Quantcast
Dutch curfew to stay as government circumvents court order to drop it - Metro US

Dutch curfew to stay as government circumvents court order to drop it

Judges said a nighttime coronavirus curfew should continue to be enforced in the Netherlands

AMSTERDAM (Reuters) – A night-time curfew to fight the coronavirus looks set to remain in place in the Netherlands as most parties in parliament voiced support on Thursday for an emergency government bill which would circumvent a court order that the measure be dropped.

The district court of The Hague on Tuesday had ruled that the curfew should be scrapped immediately as it lacked sufficient legal basis, leaving authorities to try to draft a new law before an appeals hearing set for Friday.

A majority of parliament expressed support for the new bill, before a vote later on Thursday. The bill will be debated in the Senate on Friday, where approval seems certain as well.

The court order had dealt a blow to Prime Minister Mark Rutte’s coronavirus policy, one month before an election dominated by the debate on the country’s handling of the health crisis.

The 9 p.m. to 4:30 a.m. curfew sparked several days of rioting by anti-lockdown protesters when it was introduced on Jan. 23, and has been heavily criticised by Rutte’s opponents in parliament in the run-up to the March 17 elections.

But Rutte on Thursday maintained that the measure was necessary to deal with a new wave of infections, which health authorities say is imminent as more contagious mutations of the virus take hold.

“The picture does not look good”, Rutte said in the debate on the new bill.

“The curfew at least slows the rate of infections.
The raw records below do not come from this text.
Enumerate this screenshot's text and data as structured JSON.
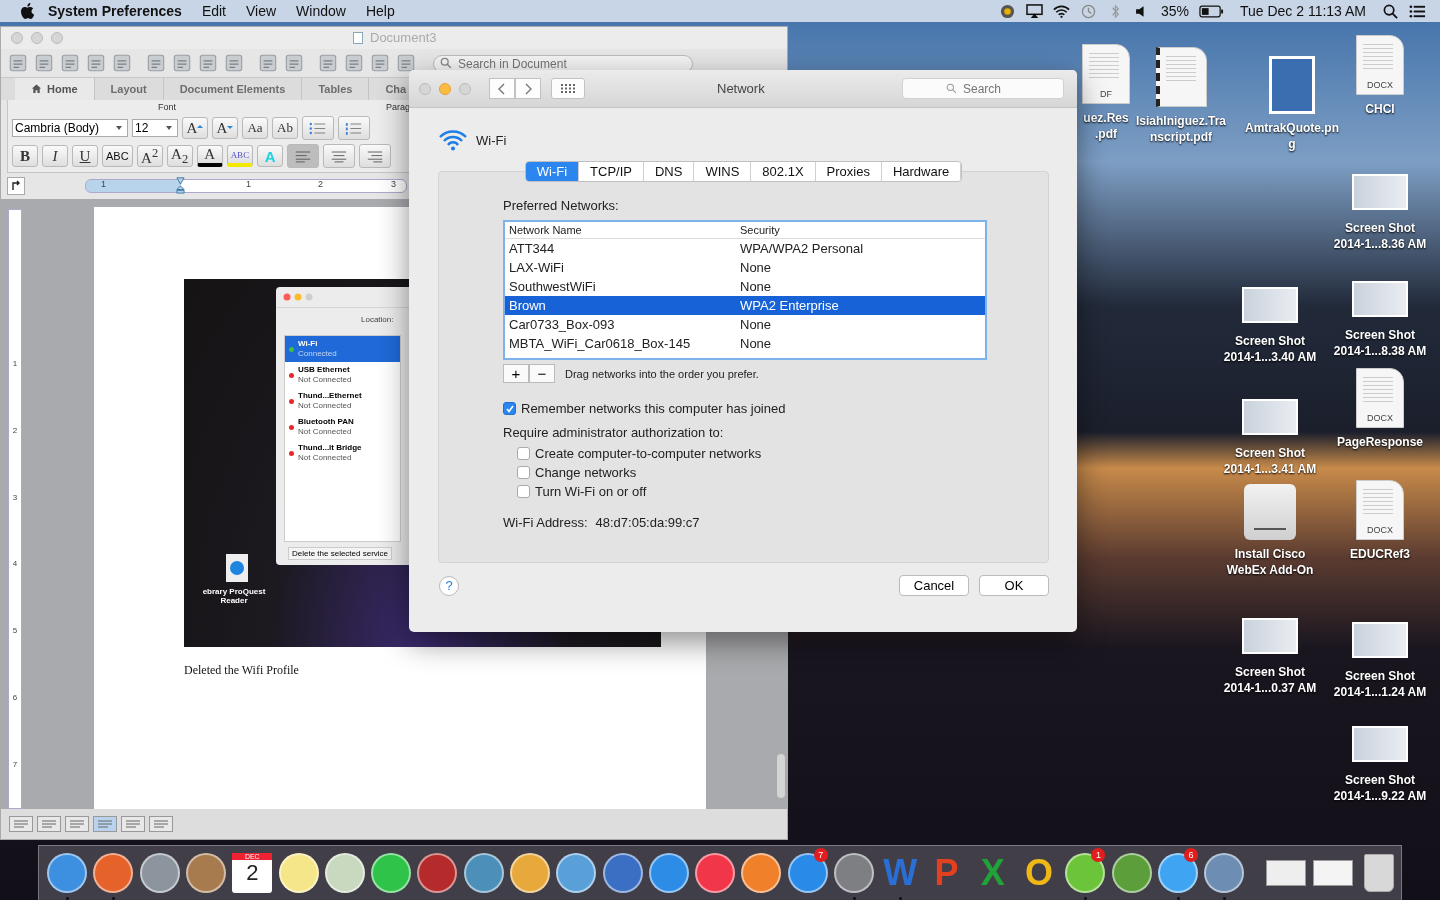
{
  "menu_bar": {
    "app": "System Preferences",
    "menus": [
      "Edit",
      "View",
      "Window",
      "Help"
    ],
    "battery": "35%",
    "clock": "Tue Dec 2  11:13 AM"
  },
  "word_window": {
    "title": "Document3",
    "search": {
      "placeholder": "Search in Document"
    },
    "ribbon_tabs": [
      {
        "label": "Home",
        "selected": true
      },
      {
        "label": "Layout",
        "selected": false
      },
      {
        "label": "Document Elements",
        "selected": false
      },
      {
        "label": "Tables",
        "selected": false
      },
      {
        "label": "Cha",
        "selected": false
      }
    ],
    "groups": [
      "Font",
      "Parag"
    ],
    "font": "Cambria (Body)",
    "size": "12",
    "row1_buttons": [
      {
        "kind": "grow",
        "label": "A"
      },
      {
        "kind": "shrink",
        "label": "A"
      },
      {
        "kind": "case",
        "label": "Aa"
      },
      {
        "kind": "spell",
        "label": "Ab"
      }
    ],
    "row2_buttons": [
      {
        "kind": "bold",
        "label": "B"
      },
      {
        "kind": "italic",
        "label": "I"
      },
      {
        "kind": "underline",
        "label": "U"
      },
      {
        "kind": "strike",
        "label": "ABC"
      },
      {
        "kind": "super",
        "label": "A$^{2}$"
      },
      {
        "kind": "sub",
        "label": "A$_{2}$"
      },
      {
        "kind": "color",
        "label": "A"
      },
      {
        "kind": "highlight",
        "label": "ABC"
      },
      {
        "kind": "effect",
        "label": "A"
      }
    ],
    "ruler": [
      "1",
      "1",
      "2",
      "3"
    ],
    "vruler": [
      "1",
      "2",
      "3",
      "4",
      "5",
      "6",
      "7"
    ],
    "embedded_screenshot": {
      "location": "Location:",
      "services": [
        {
          "name": "Wi-Fi",
          "status": "Connected",
          "selected": true,
          "color": "#3cc23c"
        },
        {
          "name": "USB Ethernet",
          "status": "Not Connected",
          "selected": false,
          "color": "#e8262b"
        },
        {
          "name": "Thund...Ethernet",
          "status": "Not Connected",
          "selected": false,
          "color": "#e8262b"
        },
        {
          "name": "Bluetooth PAN",
          "status": "Not Connected",
          "selected": false,
          "color": "#e8262b"
        },
        {
          "name": "Thund...lt Bridge",
          "status": "Not Connected",
          "selected": false,
          "color": "#e8262b"
        }
      ],
      "tooltip": "Delete the selected service",
      "desktop_icon": "ebrary ProQuest Reader"
    },
    "caption": "Deleted the Wifi Profile"
  },
  "network_dialog": {
    "title": "Network",
    "search": {
      "placeholder": "Search"
    },
    "heading": "Wi-Fi",
    "tabs": [
      {
        "label": "Wi-Fi",
        "selected": true
      },
      {
        "label": "TCP/IP",
        "selected": false
      },
      {
        "label": "DNS",
        "selected": false
      },
      {
        "label": "WINS",
        "selected": false
      },
      {
        "label": "802.1X",
        "selected": false
      },
      {
        "label": "Proxies",
        "selected": false
      },
      {
        "label": "Hardware",
        "selected": false
      }
    ],
    "preferred_label": "Preferred Networks:",
    "columns": [
      "Network Name",
      "Security"
    ],
    "rows": [
      {
        "name": "ATT344",
        "security": "WPA/WPA2 Personal",
        "selected": false
      },
      {
        "name": "LAX-WiFi",
        "security": "None",
        "selected": false
      },
      {
        "name": "SouthwestWiFi",
        "security": "None",
        "selected": false
      },
      {
        "name": "Brown",
        "security": "WPA2 Enterprise",
        "selected": true
      },
      {
        "name": "Car0733_Box-093",
        "security": "None",
        "selected": false
      },
      {
        "name": "MBTA_WiFi_Car0618_Box-145",
        "security": "None",
        "selected": false
      }
    ],
    "add": "+",
    "remove": "−",
    "drag_hint": "Drag networks into the order you prefer.",
    "remember": {
      "label": "Remember networks this computer has joined",
      "checked": true
    },
    "require_label": "Require administrator authorization to:",
    "options": [
      {
        "label": "Create computer-to-computer networks",
        "checked": false
      },
      {
        "label": "Change networks",
        "checked": false
      },
      {
        "label": "Turn Wi-Fi on or off",
        "checked": false
      }
    ],
    "address_label": "Wi-Fi Address:",
    "address": "48:d7:05:da:99:c7",
    "help": "?",
    "buttons": [
      "Cancel",
      "OK"
    ]
  },
  "desktop_icons": [
    {
      "kind": "pdf",
      "label": [
        "uez.Res",
        ".pdf"
      ],
      "badge": "DF"
    },
    {
      "kind": "pdf-bound",
      "label": [
        "IsiahIniguez.Tra",
        "nscript.pdf"
      ]
    },
    {
      "kind": "png",
      "label": [
        "AmtrakQuote.pn",
        "g"
      ]
    },
    {
      "kind": "docx",
      "label": [
        "CHCI"
      ],
      "badge": "DOCX"
    },
    {
      "kind": "screenshot",
      "label": [
        "Screen Shot",
        "2014-1...8.36 AM"
      ]
    },
    {
      "kind": "screenshot",
      "label": [
        "Screen Shot",
        "2014-1...3.40 AM"
      ]
    },
    {
      "kind": "screenshot",
      "label": [
        "Screen Shot",
        "2014-1...8.38 AM"
      ]
    },
    {
      "kind": "screenshot",
      "label": [
        "Screen Shot",
        "2014-1...3.41 AM"
      ]
    },
    {
      "kind": "docx",
      "label": [
        "PageResponse"
      ],
      "badge": "DOCX"
    },
    {
      "kind": "drive",
      "label": [
        "Install Cisco",
        "WebEx Add-On"
      ]
    },
    {
      "kind": "docx",
      "label": [
        "EDUCRef3"
      ],
      "badge": "DOCX"
    },
    {
      "kind": "screenshot",
      "label": [
        "Screen Shot",
        "2014-1...0.37 AM"
      ]
    },
    {
      "kind": "screenshot",
      "label": [
        "Screen Shot",
        "2014-1...1.24 AM"
      ]
    },
    {
      "kind": "screenshot",
      "label": [
        "Screen Shot",
        "2014-1...9.22 AM"
      ]
    }
  ],
  "dock": [
    {
      "kind": "app",
      "color": "#3d8fe0",
      "running": true
    },
    {
      "kind": "app",
      "color": "#e5622a",
      "running": true
    },
    {
      "kind": "app",
      "color": "#8c959e",
      "running": false
    },
    {
      "kind": "app",
      "color": "#a87b4f",
      "running": false
    },
    {
      "kind": "calendar",
      "month": "DEC",
      "day": "2",
      "running": false
    },
    {
      "kind": "app",
      "color": "#f6e68a",
      "running": false
    },
    {
      "kind": "app",
      "color": "#c9d9c0",
      "running": false
    },
    {
      "kind": "app",
      "color": "#2fc34a",
      "running": false
    },
    {
      "kind": "app",
      "color": "#b52a2a",
      "running": false
    },
    {
      "kind": "app",
      "color": "#4c8fb8",
      "running": false
    },
    {
      "kind": "app",
      "color": "#e8a93c",
      "running": false
    },
    {
      "kind": "app",
      "color": "#5aa0d8",
      "running": false
    },
    {
      "kind": "app",
      "color": "#3a6fc4",
      "running": false
    },
    {
      "kind": "app",
      "color": "#2d8ce6",
      "running": false
    },
    {
      "kind": "app",
      "color": "#f2364a",
      "running": false
    },
    {
      "kind": "app",
      "color": "#f0802a",
      "running": false
    },
    {
      "kind": "app",
      "color": "#2a8ae8",
      "running": false,
      "badge": "7"
    },
    {
      "kind": "app",
      "color": "#7d7f83",
      "running": true
    },
    {
      "kind": "letter",
      "glyph": "W",
      "color": "#2a6fd6",
      "running": true
    },
    {
      "kind": "letter",
      "glyph": "P",
      "color": "#e2401f",
      "running": false
    },
    {
      "kind": "letter",
      "glyph": "X",
      "color": "#21a33a",
      "running": false
    },
    {
      "kind": "letter",
      "glyph": "O",
      "color": "#f0b816",
      "running": false
    },
    {
      "kind": "app",
      "color": "#6cc43a",
      "running": true,
      "badge": "1"
    },
    {
      "kind": "app",
      "color": "#5b9e3a",
      "running": false
    },
    {
      "kind": "app",
      "color": "#3fa5f2",
      "running": true,
      "badge": "6"
    },
    {
      "kind": "app",
      "color": "#6d8db3",
      "running": true
    },
    {
      "kind": "doc",
      "color": "#eeeeee",
      "running": false
    },
    {
      "kind": "doc",
      "color": "#f4f4f4",
      "running": false
    },
    {
      "kind": "trash",
      "color": "#d8d8d8",
      "running": false
    }
  ]
}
It is necessary to deal with this health crisis.”

Although the curfew is disliked, a majority of Dutch people still support the government’s COVID-19 policies, an opinion poll showed on Wednesday.

That support also shows in opinion polls on voters’ intentions in the election, which indicate that Rutte’s conservative VVD party is set for its biggest win since he became prime minister in 2010.

(Reporting by Bart Meijer; Editing by Angus MacSwan and Gareth Jones)

More from our Sister Sites